More often than not, I will cite “Dracula” by Bram Stoker as a key piece of vampire literature. The reasoning is obvious, the book has never been out of print since its publication in 1897 and there are very few people that have not heard of the character, even if they haven’t read Stoker’s seminal work. A quick search on imdb shows over 140 movies with a full or partial name match to Dracula, not to mention those other movies directly linked to the book and/or character.
Another, less well known vampire story was by another Irishman, Sheridan Le Fanu and his story “Carmilla”, which was first published in 1872, has had a defining effect on the genre also. It is clear that Stoker was aware of “Carmilla”. Le Fanu’s story is set in the country of Styria and, in an early manuscript, “Dracula” was also destined to be set there, until Stoker changed location to Transylvania. The deleted first chapter (according to Florence Stoker) of “Dracula”, “Dracula’s Guest” is still set in Styria.
In Le Fanu’s novella, a wealthy English widower retires to Styria with his daughter Laura. Laura awaits the arrival of a friend when General Speilsdorf, her friend’s father, sends a letter to say that his daughter has died.
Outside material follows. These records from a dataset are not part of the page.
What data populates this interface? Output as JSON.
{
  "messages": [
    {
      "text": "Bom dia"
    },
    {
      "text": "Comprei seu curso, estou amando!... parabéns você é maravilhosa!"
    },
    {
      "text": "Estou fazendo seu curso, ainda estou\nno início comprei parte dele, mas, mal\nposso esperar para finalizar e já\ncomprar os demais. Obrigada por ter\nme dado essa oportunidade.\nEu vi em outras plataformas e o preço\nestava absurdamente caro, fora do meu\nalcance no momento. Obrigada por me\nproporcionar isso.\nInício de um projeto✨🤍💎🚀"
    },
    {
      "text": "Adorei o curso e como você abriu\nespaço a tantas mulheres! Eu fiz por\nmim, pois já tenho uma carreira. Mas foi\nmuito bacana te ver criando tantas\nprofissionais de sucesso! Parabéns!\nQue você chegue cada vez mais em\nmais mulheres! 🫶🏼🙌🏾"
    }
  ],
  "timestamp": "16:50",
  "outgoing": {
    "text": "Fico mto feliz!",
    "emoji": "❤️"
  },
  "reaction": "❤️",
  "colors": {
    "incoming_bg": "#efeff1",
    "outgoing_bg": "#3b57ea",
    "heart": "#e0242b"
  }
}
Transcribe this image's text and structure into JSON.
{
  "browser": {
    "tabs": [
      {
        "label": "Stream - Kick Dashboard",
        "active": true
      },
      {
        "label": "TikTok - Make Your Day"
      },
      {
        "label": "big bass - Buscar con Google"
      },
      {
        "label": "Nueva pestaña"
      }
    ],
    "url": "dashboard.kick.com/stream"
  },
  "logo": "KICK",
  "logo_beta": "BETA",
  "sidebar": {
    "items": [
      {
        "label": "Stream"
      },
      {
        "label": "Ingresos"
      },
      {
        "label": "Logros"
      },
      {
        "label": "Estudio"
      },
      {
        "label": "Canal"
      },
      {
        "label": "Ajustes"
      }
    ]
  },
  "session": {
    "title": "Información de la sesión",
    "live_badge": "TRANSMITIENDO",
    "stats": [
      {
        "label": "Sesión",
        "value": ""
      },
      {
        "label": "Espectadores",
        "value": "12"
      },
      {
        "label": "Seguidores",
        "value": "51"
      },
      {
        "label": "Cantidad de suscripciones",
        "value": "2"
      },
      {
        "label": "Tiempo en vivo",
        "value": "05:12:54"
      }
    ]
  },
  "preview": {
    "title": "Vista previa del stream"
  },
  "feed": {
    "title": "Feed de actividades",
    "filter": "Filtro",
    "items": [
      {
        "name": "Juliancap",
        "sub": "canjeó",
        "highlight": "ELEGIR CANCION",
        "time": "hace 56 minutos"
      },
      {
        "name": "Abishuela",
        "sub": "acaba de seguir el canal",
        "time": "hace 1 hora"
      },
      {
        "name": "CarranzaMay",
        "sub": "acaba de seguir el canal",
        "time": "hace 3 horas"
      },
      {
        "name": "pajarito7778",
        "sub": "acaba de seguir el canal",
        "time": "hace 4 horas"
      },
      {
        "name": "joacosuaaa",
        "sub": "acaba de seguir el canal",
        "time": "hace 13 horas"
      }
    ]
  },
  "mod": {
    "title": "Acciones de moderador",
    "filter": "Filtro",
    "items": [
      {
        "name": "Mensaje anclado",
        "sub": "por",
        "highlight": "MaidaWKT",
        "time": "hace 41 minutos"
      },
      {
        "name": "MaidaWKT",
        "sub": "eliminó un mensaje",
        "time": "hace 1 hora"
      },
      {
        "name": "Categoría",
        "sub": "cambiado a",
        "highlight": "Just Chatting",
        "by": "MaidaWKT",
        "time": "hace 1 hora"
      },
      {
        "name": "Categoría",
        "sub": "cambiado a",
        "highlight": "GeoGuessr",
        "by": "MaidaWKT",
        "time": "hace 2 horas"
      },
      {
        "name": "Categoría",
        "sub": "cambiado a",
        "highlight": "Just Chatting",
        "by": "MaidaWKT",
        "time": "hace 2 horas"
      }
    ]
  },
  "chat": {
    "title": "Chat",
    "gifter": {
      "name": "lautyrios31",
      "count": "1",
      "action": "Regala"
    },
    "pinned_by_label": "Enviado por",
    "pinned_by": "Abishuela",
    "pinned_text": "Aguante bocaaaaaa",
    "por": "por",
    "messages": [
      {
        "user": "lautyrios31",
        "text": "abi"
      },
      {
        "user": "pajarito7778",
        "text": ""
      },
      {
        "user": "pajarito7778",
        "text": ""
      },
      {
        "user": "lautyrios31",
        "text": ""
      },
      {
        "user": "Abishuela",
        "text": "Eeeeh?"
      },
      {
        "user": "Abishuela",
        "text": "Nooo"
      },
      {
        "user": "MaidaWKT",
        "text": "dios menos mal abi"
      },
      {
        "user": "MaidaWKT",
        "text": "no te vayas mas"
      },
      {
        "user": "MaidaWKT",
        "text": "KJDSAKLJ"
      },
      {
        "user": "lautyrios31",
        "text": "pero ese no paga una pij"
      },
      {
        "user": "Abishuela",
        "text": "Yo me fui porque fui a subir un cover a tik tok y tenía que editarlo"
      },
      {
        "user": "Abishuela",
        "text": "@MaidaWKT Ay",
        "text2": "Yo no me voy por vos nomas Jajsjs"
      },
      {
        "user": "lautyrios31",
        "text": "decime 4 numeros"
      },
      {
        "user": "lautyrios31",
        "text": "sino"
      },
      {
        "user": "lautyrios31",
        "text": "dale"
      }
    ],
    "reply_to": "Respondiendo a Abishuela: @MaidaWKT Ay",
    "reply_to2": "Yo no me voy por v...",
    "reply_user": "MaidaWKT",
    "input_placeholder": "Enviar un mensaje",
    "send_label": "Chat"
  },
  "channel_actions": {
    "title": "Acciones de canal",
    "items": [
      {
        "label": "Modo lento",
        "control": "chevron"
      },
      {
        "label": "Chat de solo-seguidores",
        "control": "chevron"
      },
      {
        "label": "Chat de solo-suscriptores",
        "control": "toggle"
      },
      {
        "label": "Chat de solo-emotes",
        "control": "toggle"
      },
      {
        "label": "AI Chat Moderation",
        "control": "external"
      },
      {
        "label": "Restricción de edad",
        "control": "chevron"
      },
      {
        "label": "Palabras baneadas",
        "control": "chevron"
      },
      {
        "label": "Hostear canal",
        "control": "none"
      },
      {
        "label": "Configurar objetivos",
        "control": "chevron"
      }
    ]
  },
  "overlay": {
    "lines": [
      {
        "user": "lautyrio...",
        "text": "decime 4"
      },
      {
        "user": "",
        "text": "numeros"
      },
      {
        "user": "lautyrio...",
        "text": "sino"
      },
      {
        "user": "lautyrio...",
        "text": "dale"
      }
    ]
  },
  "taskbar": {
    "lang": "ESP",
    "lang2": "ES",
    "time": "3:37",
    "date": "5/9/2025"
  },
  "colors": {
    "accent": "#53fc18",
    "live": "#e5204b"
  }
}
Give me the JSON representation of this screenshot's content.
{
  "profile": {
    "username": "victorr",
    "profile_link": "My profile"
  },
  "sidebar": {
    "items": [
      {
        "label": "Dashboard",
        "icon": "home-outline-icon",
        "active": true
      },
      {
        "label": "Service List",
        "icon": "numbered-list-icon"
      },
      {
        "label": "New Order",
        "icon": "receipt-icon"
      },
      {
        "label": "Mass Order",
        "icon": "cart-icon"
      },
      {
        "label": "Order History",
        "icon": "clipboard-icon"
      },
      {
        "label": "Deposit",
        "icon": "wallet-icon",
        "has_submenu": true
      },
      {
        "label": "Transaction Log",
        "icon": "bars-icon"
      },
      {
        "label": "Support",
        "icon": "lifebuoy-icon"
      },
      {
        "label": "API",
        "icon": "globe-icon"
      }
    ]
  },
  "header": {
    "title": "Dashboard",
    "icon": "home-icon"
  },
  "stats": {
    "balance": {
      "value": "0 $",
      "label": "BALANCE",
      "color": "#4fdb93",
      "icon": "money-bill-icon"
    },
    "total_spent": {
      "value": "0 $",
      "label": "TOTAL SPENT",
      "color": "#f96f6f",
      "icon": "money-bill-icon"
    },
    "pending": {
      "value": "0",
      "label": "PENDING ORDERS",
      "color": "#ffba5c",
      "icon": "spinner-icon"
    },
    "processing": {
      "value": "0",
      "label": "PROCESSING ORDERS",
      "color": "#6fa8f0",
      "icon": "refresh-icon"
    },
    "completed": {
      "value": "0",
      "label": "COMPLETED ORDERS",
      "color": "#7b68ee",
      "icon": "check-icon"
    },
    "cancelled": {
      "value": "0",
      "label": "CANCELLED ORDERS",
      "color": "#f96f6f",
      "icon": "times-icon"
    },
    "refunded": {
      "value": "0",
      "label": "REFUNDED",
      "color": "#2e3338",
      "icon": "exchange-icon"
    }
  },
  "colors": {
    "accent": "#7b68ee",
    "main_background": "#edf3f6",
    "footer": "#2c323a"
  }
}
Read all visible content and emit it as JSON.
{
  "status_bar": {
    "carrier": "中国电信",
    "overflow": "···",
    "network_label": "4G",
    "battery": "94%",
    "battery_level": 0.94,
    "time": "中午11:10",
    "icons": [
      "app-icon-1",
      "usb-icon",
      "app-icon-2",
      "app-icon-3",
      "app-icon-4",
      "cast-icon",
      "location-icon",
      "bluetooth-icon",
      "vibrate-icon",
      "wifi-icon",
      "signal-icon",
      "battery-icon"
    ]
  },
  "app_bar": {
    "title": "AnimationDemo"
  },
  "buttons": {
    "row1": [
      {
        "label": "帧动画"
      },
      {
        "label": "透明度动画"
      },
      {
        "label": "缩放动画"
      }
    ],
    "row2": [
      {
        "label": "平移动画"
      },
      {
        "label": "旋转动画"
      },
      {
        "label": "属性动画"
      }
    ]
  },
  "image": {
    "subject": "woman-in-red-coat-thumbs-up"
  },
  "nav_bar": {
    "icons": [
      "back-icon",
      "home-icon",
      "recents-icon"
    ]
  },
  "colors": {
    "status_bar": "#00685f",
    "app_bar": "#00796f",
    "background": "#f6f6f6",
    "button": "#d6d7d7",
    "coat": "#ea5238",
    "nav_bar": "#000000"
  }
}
There is then a carriage accident outside their home. Carmilla, the young passenger, is uninjured but her mother informs Laura’s father that she is on urgent business and cannot be delayed, thus arranges for Carmilla to stay with the family.
Carmilla is, of course, a vampire, and takes both a predatory and romantic interest in Laura – a brave move by the author considering when the story was written.
As Laura’s health declines so we discover some of the “rules” LeFanu introduces for his vampire. She sleeps often through the day, she is enraged by the singing of Christian hymns, she can pass through walls and takes the form of a monstrous black cat.
We eventually discover that the General’s daughter was killed by Millarca, Carmilla under an anagrammed pseudonym and the source of many film makers using the anagram of Alucard for Dracula, and they go to find Carmilla’s tomb. The tomb is that of the Countess Mircalla Karnstein and Carmilla is disposed of by staking through the heart, cutting off the head, burning the remains and scattering the ashes in a river.
Amongst the movies Carmilla inspired are a trio of Hammer productions “The Vampire Lovers” (1970), “Lust for a Vampire” (1970) and “Twins of Evil” (1971), the latter being the source of the still at the head of this piece. You can find the novella itself through Project Gutenburg and it is well worth a read.